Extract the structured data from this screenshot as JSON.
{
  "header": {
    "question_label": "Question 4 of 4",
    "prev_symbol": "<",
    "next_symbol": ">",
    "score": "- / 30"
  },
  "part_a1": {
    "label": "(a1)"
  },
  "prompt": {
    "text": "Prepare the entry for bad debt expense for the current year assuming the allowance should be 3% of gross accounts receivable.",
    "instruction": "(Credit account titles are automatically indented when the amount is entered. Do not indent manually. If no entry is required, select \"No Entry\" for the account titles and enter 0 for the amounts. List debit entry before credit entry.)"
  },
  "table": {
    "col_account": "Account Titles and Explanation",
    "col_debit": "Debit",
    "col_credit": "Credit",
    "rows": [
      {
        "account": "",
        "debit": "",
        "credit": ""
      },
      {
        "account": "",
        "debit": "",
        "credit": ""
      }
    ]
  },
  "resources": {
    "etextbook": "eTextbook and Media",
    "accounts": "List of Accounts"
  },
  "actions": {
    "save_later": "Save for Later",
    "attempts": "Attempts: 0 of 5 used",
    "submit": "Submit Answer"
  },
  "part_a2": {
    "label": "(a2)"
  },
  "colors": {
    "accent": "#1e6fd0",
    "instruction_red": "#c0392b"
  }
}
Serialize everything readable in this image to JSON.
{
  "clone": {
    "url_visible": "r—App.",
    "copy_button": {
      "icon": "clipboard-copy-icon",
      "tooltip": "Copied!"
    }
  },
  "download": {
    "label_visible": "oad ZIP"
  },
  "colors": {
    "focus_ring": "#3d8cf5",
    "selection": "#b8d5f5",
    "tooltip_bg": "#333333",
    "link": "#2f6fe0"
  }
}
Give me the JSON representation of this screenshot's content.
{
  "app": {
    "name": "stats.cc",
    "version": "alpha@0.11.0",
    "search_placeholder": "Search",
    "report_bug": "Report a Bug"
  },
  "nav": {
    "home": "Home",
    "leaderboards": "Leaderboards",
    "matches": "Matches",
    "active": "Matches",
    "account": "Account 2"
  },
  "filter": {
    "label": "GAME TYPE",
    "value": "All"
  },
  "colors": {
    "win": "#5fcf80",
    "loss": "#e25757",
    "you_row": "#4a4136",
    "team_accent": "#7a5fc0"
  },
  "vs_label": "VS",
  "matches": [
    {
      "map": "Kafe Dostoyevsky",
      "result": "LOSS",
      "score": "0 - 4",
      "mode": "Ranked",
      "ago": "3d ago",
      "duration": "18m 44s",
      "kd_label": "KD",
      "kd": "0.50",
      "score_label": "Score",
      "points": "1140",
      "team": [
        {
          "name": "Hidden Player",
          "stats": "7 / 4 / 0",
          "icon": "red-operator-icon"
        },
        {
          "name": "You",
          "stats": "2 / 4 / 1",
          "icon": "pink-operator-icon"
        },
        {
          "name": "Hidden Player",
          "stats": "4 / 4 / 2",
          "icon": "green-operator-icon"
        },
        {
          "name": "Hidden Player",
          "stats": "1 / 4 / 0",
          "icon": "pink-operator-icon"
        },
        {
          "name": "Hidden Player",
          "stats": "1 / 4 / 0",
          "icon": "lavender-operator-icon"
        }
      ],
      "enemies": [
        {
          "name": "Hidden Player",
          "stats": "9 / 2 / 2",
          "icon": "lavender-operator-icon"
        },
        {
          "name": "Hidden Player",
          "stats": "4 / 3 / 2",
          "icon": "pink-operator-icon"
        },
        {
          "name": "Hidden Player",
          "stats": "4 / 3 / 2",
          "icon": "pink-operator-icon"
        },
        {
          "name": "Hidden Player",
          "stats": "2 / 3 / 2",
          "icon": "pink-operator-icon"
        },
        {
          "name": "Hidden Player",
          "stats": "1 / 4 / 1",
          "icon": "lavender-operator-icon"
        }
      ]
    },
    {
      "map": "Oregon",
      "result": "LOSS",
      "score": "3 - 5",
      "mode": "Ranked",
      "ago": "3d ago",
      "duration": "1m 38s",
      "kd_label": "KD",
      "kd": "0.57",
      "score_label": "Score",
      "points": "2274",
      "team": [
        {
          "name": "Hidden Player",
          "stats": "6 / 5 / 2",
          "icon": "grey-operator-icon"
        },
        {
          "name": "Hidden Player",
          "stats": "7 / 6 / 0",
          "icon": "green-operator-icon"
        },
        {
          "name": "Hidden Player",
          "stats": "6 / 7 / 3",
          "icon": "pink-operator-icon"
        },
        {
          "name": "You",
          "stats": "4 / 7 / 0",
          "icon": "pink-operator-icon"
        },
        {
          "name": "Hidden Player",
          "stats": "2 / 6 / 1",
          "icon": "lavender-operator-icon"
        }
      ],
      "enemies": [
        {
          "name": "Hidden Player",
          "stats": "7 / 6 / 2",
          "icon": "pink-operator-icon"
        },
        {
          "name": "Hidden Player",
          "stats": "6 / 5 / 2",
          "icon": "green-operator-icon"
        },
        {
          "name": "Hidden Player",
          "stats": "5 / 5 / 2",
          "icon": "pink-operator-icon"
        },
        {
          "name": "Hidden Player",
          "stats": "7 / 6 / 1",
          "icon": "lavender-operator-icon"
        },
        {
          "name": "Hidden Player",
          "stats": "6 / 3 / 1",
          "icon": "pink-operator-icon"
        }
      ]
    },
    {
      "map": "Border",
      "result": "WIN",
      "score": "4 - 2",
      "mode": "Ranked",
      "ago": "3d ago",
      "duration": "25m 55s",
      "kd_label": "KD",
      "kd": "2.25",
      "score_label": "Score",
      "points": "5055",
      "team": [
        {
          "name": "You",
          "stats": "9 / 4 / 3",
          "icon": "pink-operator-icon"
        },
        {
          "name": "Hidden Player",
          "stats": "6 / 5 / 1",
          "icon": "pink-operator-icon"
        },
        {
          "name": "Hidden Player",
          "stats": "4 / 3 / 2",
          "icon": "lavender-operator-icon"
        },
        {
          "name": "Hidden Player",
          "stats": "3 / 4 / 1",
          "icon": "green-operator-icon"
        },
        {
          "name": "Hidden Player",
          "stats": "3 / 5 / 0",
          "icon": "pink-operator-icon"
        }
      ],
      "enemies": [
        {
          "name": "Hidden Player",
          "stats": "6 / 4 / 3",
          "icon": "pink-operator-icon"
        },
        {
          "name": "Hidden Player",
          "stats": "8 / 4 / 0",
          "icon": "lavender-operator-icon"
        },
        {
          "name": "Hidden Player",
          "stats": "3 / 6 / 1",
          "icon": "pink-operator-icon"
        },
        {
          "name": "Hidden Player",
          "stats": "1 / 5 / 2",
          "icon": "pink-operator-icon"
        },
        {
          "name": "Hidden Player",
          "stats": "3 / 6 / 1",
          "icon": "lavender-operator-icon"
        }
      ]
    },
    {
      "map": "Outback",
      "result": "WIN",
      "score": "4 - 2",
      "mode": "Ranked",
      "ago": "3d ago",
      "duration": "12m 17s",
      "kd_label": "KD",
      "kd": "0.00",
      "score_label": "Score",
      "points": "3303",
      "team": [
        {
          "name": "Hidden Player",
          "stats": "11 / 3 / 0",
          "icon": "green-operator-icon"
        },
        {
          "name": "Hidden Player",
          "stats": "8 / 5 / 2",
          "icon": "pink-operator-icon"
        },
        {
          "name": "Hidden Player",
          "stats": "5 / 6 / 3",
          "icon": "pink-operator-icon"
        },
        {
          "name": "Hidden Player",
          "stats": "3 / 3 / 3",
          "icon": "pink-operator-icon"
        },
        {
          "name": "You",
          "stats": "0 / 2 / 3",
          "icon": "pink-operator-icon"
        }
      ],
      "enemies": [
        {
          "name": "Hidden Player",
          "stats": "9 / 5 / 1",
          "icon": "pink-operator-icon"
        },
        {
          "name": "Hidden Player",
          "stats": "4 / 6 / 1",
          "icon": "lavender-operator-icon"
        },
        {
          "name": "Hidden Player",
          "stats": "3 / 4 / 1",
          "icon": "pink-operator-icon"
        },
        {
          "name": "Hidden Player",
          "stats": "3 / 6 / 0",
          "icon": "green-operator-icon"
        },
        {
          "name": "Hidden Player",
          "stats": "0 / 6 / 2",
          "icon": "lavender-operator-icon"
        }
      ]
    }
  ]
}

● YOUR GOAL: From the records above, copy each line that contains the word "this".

● TASK OUTPUT:
Extract the structured data from this screenshot as JSON.
Serialize everything readable in this image to JSON.
Give me the JSON representation of this screenshot's content.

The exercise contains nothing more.